• TASK INPUT:
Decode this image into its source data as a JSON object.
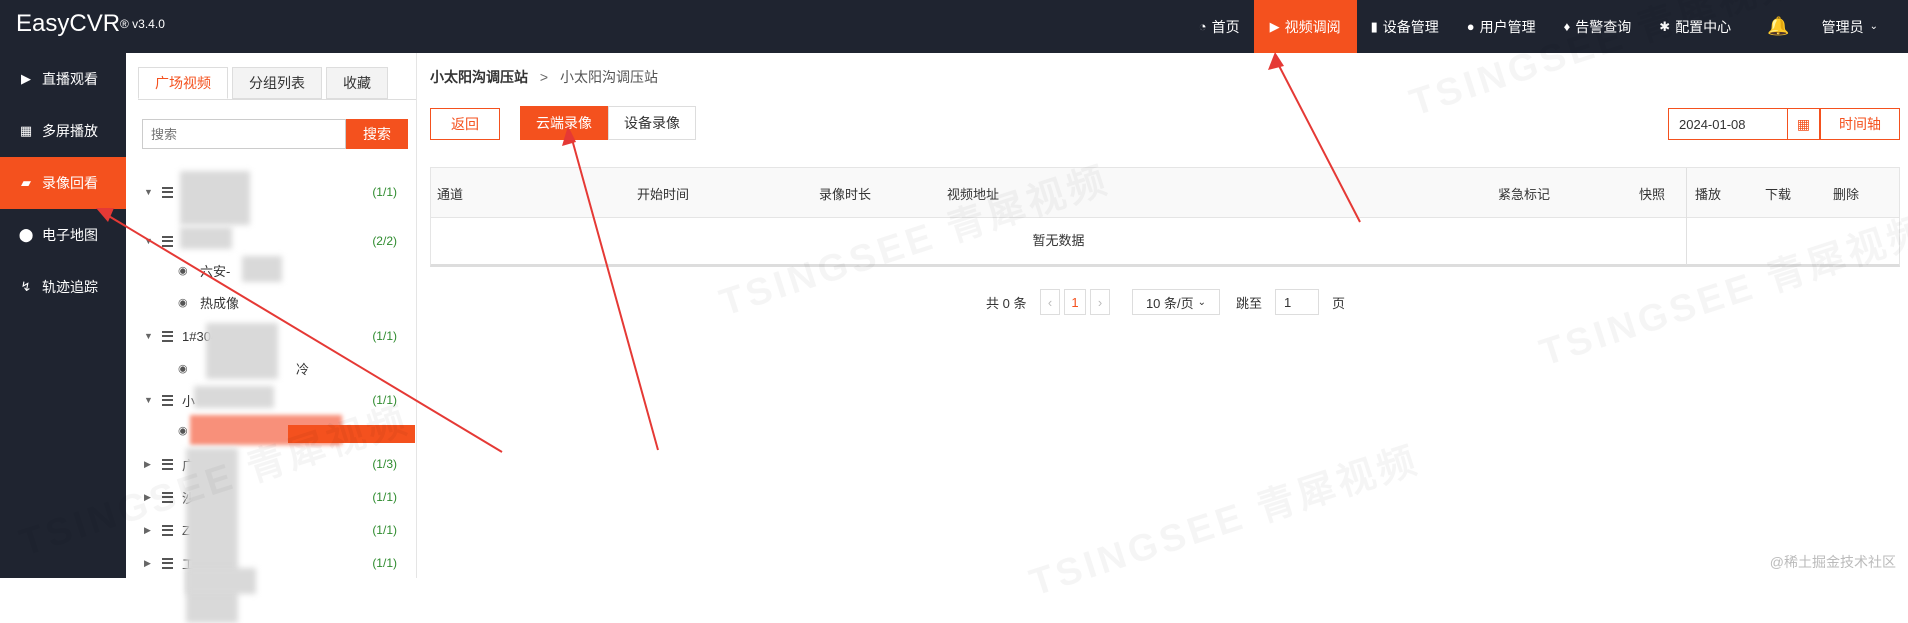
{
  "header": {
    "logo": "EasyCVR",
    "version": "® v3.4.0",
    "nav": [
      {
        "icon": "dashboard-icon",
        "label": "首页",
        "active": false
      },
      {
        "icon": "play-circle-icon",
        "label": "视频调阅",
        "active": true
      },
      {
        "icon": "device-icon",
        "label": "设备管理",
        "active": false
      },
      {
        "icon": "user-icon",
        "label": "用户管理",
        "active": false
      },
      {
        "icon": "alarm-icon",
        "label": "告警查询",
        "active": false
      },
      {
        "icon": "gear-icon",
        "label": "配置中心",
        "active": false
      }
    ],
    "user": "管理员"
  },
  "sidebar": {
    "items": [
      {
        "icon": "play-icon",
        "label": "直播观看",
        "active": false
      },
      {
        "icon": "grid-icon",
        "label": "多屏播放",
        "active": false
      },
      {
        "icon": "video-icon",
        "label": "录像回看",
        "active": true
      },
      {
        "icon": "map-pin-icon",
        "label": "电子地图",
        "active": false
      },
      {
        "icon": "track-icon",
        "label": "轨迹追踪",
        "active": false
      }
    ]
  },
  "tree_panel": {
    "tabs": [
      "广场视频",
      "分组列表",
      "收藏"
    ],
    "search_placeholder": "搜索",
    "search_button": "搜索",
    "nodes": [
      {
        "name": "",
        "count": "(1/1)"
      },
      {
        "name": "",
        "count": "(2/2)"
      },
      {
        "name": "六安-",
        "count": ""
      },
      {
        "name": "热成像",
        "count": ""
      },
      {
        "name": "1#304--3",
        "count": "(1/1)"
      },
      {
        "name": "冷",
        "count": ""
      },
      {
        "name": "小",
        "count": "(1/1)"
      },
      {
        "name": "",
        "count": ""
      },
      {
        "name": "广",
        "count": "(1/3)"
      },
      {
        "name": "沙",
        "count": "(1/1)"
      },
      {
        "name": "Z",
        "count": "(1/1)"
      },
      {
        "name": "工",
        "count": "(1/1)"
      }
    ]
  },
  "main": {
    "breadcrumb": [
      "小太阳沟调压站",
      "小太阳沟调压站"
    ],
    "back_button": "返回",
    "record_tabs": [
      "云端录像",
      "设备录像"
    ],
    "date": "2024-01-08",
    "time_axis_button": "时间轴",
    "columns": [
      "通道",
      "开始时间",
      "录像时长",
      "视频地址",
      "紧急标记",
      "快照",
      "播放",
      "下载",
      "删除"
    ],
    "empty_text": "暂无数据",
    "pagination": {
      "total": "共 0 条",
      "current_page": "1",
      "page_size": "10 条/页",
      "jump_label": "跳至",
      "jump_value": "1",
      "page_suffix": "页"
    }
  },
  "watermark": "TSINGSEE 青犀视频",
  "credit": "@稀土掘金技术社区",
  "colors": {
    "accent": "#f4511e",
    "dark": "#1f2430"
  }
}
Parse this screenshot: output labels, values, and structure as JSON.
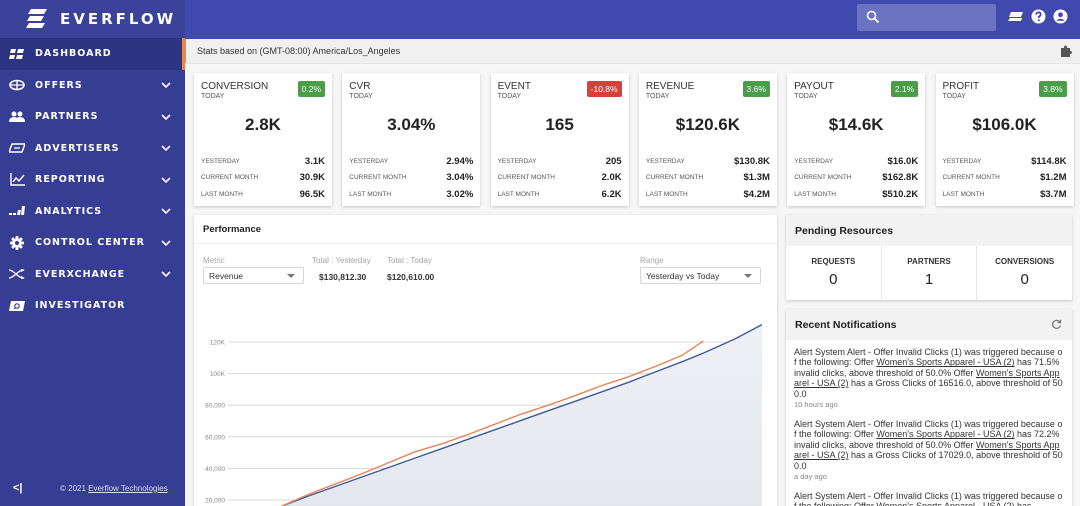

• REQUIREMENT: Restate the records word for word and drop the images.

• EXERCISE RESULT:
Decode this image into its source data as a JSON object.
{
  "header": {
    "logo": "EasyCVR",
    "version": "® v3.4.0",
    "nav": [
      {
        "icon": "dashboard-icon",
        "label": "首页",
        "active": false
      },
      {
        "icon": "play-circle-icon",
        "label": "视频调阅",
        "active": true
      },
      {
        "icon": "device-icon",
        "label": "设备管理",
        "active": false
      },
      {
        "icon": "user-icon",
        "label": "用户管理",
        "active": false
      },
      {
        "icon": "alarm-icon",
        "label": "告警查询",
        "active": false
      },
      {
        "icon": "gear-icon",
        "label": "配置中心",
        "active": false
      }
    ],
    "user": "管理员"
  },
  "sidebar": {
    "items": [
      {
        "icon": "play-icon",
        "label": "直播观看",
        "active": false
      },
      {
        "icon": "grid-icon",
        "label": "多屏播放",
        "active": false
      },
      {
        "icon": "video-icon",
        "label": "录像回看",
        "active": true
      },
      {
        "icon": "map-pin-icon",
        "label": "电子地图",
        "active": false
      },
      {
        "icon": "track-icon",
        "label": "轨迹追踪",
        "active": false
      }
    ]
  },
  "tree_panel": {
    "tabs": [
      "广场视频",
      "分组列表",
      "收藏"
    ],
    "search_placeholder": "搜索",
    "search_button": "搜索",
    "nodes": [
      {
        "name": "",
        "count": "(1/1)"
      },
      {
        "name": "",
        "count": "(2/2)"
      },
      {
        "name": "六安-",
        "count": ""
      },
      {
        "name": "热成像",
        "count": ""
      },
      {
        "name": "1#304--3",
        "count": "(1/1)"
      },
      {
        "name": "冷",
        "count": ""
      },
      {
        "name": "小",
        "count": "(1/1)"
      },
      {
        "name": "",
        "count": ""
      },
      {
        "name": "广",
        "count": "(1/3)"
      },
      {
        "name": "沙",
        "count": "(1/1)"
      },
      {
        "name": "Z",
        "count": "(1/1)"
      },
      {
        "name": "工",
        "count": "(1/1)"
      }
    ]
  },
  "main": {
    "breadcrumb": [
      "小太阳沟调压站",
      "小太阳沟调压站"
    ],
    "back_button": "返回",
    "record_tabs": [
      "云端录像",
      "设备录像"
    ],
    "date": "2024-01-08",
    "time_axis_button": "时间轴",
    "columns": [
      "通道",
      "开始时间",
      "录像时长",
      "视频地址",
      "紧急标记",
      "快照",
      "播放",
      "下载",
      "删除"
    ],
    "empty_text": "暂无数据",
    "pagination": {
      "total": "共 0 条",
      "current_page": "1",
      "page_size": "10 条/页",
      "jump_label": "跳至",
      "jump_value": "1",
      "page_suffix": "页"
    }
  },
  "watermark": "TSINGSEE 青犀视频",
  "credit": "@稀土掘金技术社区",
  "colors": {
    "accent": "#f4511e",
    "dark": "#1f2430"
  }
}
Parse this screenshot: output labels, values, and structure as JSON.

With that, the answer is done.